Send to

Choose Destination
Nucleic Acids Res. 2004 Apr 1;32(6):1967-72. Print 2004.

Selective inhibition of the DNA-dependent protein kinase (DNA-PK) by the radiosensitizing agent caffeine.

Author information

Department of Biological Sciences, Cancer Biology Research Group, University of Calgary, 3330 Hospital Drive N.W., Calgary AB, T2N 4N1, Canada.

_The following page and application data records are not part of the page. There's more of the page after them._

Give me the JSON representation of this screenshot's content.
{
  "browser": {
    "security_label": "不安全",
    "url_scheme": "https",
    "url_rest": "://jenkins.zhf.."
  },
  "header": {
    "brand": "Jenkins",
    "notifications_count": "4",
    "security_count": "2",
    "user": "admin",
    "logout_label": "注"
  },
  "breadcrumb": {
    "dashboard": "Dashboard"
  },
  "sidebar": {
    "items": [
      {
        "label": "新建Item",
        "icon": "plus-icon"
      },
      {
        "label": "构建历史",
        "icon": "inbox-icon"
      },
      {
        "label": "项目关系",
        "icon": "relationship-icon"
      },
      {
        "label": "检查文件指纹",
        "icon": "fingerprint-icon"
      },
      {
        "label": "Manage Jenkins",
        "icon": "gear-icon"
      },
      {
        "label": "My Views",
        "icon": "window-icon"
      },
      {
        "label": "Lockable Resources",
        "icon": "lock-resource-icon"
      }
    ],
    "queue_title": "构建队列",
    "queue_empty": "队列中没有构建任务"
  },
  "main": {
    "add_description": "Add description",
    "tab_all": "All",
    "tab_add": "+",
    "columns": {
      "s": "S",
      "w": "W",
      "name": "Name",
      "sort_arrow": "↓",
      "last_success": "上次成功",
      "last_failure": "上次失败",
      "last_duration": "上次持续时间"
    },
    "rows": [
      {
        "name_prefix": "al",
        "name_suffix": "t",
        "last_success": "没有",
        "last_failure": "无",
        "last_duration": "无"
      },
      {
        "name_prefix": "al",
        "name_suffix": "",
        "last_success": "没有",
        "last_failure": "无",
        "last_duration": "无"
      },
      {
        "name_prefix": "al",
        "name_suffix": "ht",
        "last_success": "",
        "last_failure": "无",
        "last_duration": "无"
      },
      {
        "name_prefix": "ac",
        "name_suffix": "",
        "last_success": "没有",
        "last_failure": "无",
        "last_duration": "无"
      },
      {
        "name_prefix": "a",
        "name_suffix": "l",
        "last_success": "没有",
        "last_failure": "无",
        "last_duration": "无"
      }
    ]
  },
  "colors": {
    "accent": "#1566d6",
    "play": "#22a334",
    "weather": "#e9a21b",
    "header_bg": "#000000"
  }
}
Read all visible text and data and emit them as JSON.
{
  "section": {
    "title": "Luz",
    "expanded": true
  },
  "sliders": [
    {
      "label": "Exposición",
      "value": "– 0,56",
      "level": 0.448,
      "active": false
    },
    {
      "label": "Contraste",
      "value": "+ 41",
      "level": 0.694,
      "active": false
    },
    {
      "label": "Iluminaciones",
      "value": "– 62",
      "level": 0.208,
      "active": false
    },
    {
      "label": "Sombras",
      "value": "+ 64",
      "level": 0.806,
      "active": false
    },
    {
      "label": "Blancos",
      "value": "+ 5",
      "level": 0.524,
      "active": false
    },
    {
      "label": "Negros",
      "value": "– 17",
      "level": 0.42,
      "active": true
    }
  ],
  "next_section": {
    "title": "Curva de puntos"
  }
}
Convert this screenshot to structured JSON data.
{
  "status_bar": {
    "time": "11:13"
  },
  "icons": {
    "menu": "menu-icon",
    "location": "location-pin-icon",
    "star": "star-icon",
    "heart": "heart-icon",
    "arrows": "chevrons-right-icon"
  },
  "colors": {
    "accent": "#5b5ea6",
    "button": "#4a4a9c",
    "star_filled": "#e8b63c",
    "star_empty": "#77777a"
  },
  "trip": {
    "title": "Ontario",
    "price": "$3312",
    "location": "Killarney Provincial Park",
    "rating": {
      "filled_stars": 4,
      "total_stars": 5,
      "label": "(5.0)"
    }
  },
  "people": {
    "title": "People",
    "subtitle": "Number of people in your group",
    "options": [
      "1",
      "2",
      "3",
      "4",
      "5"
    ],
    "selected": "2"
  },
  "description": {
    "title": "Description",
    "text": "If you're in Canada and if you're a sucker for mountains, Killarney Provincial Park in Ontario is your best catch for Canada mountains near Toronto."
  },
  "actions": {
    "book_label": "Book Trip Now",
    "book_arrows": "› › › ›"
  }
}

Caffeine inhibits cell cycle checkpoints, sensitizes cells to ionizing radiation-induced cell killing and inhibits the protein kinase activity of two cell cycle checkpoint regulators, Ataxia-Telangiectasia mutated (ATM) and ATM- and Rad3-related (ATR). In contrast, caffeine has been reported to have little effect on the protein kinase activity of the DNA-dependent protein kinase (DNA-PK), which is essential for the repair of DNA double-strand breaks. Previously, we reported that DNA-PK phosphorylates Thr21 of the 32 kDa subunit of replication protein A (RPA32) in response to camptothecin. In this report we demonstrate that the camptothecin-induced phosphorylation of RPA32 on Thr21 is inhibited by 2 mM caffeine. In addition, we show that caffeine inhibits immunoprecipitated and purified DNA-PK, as well as DNA-PK in cell extracts, with an IC50 of 0.2-0.6 mM. Caffeine inhibited DNA-PK activity through a mixed non-competitive mechanism with respect to ATP. In contrast, 10-fold higher concentrations of caffeine were required to inhibit DNA-PK autophosphorylation in vitro and caffeine failed to inhibit DNA-PKcs dependent double-strand break repair in vivo. These data suggest that while DNA-PK does not appear to be the target of caffeine-induced radiosensitization, caffeine cannot be used to differentiate between ATM, ATR and DNA- PK-dependent substrate phosphorylation in vivo.

[Indexed for MEDLINE]
Free PMC Article

Supplemental Content

Full text links

Icon for Silverchair Information Systems Icon for PubMed Central
Loading ...
Support Center